━━━━━ MATERIALS PROVIDED ━━━━━

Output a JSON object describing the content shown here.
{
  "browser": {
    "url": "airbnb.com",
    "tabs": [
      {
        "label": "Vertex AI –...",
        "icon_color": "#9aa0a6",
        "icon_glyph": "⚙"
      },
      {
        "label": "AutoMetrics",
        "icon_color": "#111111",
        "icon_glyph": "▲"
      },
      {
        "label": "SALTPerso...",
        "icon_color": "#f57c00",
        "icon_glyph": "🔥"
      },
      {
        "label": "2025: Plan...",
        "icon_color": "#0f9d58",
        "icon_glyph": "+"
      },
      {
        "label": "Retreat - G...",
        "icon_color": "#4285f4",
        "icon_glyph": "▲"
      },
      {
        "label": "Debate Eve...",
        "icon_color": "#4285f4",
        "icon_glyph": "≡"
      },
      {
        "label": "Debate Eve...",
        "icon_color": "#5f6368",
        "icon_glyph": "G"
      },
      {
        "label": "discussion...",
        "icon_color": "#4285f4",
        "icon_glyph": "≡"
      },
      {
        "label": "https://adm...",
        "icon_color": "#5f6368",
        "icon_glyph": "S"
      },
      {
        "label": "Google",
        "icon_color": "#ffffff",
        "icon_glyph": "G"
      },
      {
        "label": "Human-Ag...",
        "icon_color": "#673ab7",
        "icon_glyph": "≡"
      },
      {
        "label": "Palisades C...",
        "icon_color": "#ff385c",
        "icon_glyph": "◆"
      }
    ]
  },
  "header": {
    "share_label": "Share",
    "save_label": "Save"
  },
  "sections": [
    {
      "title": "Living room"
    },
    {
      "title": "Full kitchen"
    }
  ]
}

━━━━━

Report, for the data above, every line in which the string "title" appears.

• _PROBLEM SOLUTION_
      "title": "Living room"
      "title": "Full kitchen"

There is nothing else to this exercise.